___ RAW DATA

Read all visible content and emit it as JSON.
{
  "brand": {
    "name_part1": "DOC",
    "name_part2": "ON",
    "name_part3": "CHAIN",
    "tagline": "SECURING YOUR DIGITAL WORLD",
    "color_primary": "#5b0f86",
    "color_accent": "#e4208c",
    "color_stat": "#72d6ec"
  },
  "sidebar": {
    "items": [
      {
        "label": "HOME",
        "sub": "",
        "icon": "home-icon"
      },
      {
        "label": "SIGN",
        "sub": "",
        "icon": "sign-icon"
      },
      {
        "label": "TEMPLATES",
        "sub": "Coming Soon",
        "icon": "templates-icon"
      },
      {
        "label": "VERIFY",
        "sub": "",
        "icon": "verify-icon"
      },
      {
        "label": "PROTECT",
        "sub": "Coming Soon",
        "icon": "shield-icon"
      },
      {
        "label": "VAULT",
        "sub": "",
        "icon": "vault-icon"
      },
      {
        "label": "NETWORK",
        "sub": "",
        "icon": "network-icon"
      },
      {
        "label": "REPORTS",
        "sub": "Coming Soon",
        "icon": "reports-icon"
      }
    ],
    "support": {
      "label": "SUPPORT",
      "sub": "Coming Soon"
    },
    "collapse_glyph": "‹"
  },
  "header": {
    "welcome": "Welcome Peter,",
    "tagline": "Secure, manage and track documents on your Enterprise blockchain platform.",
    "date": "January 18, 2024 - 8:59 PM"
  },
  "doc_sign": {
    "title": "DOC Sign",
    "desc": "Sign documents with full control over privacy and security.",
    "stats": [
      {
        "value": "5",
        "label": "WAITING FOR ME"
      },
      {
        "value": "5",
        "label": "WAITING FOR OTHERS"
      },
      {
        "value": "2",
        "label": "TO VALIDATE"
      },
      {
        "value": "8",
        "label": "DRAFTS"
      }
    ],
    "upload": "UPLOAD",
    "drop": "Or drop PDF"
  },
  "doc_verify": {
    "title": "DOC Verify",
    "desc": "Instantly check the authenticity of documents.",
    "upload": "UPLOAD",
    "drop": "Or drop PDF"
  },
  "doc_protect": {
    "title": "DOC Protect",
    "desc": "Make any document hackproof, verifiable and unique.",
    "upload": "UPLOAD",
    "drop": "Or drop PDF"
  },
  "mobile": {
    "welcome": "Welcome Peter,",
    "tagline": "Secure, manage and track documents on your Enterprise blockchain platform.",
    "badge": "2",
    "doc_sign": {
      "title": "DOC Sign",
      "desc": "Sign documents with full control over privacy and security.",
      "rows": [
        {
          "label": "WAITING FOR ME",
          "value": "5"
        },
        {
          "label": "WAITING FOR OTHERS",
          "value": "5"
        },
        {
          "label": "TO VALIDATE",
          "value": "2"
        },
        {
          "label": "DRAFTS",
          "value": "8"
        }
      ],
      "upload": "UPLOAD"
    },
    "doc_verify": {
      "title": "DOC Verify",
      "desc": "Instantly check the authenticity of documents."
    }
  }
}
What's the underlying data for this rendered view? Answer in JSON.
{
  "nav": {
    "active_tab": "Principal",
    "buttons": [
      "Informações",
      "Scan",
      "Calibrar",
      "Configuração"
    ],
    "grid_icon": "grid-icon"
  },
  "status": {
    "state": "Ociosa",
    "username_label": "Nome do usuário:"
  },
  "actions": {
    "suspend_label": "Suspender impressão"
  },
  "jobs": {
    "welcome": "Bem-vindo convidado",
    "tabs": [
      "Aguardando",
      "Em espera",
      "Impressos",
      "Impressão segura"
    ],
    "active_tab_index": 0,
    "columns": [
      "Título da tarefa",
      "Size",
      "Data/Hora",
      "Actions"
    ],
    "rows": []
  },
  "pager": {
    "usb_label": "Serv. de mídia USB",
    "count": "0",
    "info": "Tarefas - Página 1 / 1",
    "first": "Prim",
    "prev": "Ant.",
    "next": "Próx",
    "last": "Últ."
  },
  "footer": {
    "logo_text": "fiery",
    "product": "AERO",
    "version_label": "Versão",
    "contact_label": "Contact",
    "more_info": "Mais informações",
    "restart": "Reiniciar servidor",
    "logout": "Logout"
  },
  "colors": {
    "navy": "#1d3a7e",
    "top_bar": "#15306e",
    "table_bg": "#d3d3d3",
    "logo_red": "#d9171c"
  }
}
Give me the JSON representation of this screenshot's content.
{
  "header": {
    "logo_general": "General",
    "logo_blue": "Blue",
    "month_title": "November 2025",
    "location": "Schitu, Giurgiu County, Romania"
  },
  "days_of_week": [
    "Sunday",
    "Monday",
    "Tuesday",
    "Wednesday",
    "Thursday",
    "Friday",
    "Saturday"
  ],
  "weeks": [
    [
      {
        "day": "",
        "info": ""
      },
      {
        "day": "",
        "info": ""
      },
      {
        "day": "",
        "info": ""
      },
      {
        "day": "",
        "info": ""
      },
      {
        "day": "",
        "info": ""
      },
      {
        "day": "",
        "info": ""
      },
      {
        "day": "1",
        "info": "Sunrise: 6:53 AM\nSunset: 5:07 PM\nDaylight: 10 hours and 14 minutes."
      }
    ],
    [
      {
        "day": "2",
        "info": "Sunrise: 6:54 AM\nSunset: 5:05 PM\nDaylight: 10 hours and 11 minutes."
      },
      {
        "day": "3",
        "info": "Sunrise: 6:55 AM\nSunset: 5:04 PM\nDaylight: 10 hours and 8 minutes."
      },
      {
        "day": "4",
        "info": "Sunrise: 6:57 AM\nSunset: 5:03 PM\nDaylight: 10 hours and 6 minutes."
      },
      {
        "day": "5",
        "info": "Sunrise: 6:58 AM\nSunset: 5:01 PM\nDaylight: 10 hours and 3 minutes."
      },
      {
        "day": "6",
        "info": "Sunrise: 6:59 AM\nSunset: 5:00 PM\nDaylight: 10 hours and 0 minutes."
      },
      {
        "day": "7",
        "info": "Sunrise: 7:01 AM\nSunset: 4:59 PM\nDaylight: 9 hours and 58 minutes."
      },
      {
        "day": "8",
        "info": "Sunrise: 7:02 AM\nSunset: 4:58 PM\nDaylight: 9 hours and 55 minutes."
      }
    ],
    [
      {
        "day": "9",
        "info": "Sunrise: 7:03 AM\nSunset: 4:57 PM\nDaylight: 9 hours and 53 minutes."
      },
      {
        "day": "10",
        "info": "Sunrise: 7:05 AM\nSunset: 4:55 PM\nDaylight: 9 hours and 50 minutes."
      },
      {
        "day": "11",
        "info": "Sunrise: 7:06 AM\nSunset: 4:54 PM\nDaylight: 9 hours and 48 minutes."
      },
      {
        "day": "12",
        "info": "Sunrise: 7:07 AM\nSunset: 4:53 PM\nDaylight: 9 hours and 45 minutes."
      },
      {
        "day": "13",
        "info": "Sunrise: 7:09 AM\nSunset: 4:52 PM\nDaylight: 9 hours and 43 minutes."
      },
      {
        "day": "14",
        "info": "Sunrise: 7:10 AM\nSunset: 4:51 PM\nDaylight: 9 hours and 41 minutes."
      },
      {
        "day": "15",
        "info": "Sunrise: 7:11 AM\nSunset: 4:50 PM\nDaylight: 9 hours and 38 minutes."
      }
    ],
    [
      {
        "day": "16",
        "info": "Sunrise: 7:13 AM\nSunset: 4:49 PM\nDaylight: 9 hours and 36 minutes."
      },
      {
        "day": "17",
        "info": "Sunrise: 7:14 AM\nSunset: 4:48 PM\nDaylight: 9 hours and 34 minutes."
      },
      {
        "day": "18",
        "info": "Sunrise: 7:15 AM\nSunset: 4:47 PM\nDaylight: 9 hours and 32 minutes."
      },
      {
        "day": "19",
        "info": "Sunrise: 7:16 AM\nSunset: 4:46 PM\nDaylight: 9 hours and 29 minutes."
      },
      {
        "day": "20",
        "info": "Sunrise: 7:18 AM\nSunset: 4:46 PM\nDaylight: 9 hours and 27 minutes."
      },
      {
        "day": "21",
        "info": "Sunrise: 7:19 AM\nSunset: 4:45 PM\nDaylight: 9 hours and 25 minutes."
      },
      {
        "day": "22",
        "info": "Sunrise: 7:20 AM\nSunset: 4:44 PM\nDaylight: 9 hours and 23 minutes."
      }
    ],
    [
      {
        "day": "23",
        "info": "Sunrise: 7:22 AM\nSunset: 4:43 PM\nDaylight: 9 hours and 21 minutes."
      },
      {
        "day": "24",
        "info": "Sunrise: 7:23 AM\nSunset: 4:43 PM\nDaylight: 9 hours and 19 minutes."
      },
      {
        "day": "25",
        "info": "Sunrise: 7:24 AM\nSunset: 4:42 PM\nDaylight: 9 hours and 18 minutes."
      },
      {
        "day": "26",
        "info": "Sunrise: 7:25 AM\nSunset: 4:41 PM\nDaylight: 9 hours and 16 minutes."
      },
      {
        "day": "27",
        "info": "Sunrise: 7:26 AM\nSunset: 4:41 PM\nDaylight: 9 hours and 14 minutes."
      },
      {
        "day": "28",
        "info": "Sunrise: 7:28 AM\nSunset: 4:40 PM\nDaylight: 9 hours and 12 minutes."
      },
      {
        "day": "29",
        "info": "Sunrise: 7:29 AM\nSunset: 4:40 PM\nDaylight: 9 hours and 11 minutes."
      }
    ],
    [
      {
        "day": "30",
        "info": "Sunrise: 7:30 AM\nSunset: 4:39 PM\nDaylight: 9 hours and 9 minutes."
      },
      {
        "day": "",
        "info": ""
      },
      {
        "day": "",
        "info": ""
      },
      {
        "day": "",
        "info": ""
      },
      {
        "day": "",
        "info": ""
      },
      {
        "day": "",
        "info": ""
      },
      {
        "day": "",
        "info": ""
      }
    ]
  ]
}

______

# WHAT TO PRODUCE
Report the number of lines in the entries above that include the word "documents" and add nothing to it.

# SOLUTION TO THE EXERCISE
6